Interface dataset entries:
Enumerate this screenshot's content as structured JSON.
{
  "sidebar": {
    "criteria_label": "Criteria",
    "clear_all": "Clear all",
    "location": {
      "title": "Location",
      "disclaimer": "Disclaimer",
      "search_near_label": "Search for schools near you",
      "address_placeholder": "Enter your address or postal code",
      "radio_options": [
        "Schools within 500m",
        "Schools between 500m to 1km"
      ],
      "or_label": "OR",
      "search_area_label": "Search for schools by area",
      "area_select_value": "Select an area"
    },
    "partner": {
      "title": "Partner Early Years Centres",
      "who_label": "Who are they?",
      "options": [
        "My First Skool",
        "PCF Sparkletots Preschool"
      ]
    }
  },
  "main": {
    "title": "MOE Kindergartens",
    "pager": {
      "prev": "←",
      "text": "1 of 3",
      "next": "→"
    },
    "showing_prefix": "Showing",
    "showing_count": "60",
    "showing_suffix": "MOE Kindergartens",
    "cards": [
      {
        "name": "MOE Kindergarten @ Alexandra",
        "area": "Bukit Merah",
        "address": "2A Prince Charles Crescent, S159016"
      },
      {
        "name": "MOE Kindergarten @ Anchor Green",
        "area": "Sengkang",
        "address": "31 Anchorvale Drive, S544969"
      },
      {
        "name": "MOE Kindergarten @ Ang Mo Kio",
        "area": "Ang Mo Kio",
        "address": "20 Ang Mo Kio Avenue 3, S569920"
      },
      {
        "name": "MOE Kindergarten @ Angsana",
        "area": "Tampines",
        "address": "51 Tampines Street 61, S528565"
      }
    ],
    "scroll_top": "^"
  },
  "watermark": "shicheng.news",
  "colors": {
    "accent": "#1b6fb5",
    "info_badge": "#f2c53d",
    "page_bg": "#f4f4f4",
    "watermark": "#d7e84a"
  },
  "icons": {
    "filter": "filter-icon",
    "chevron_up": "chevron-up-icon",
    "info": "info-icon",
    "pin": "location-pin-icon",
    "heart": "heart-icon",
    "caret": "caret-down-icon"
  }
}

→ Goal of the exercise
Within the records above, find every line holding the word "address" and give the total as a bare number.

→ Solution for this exercise
5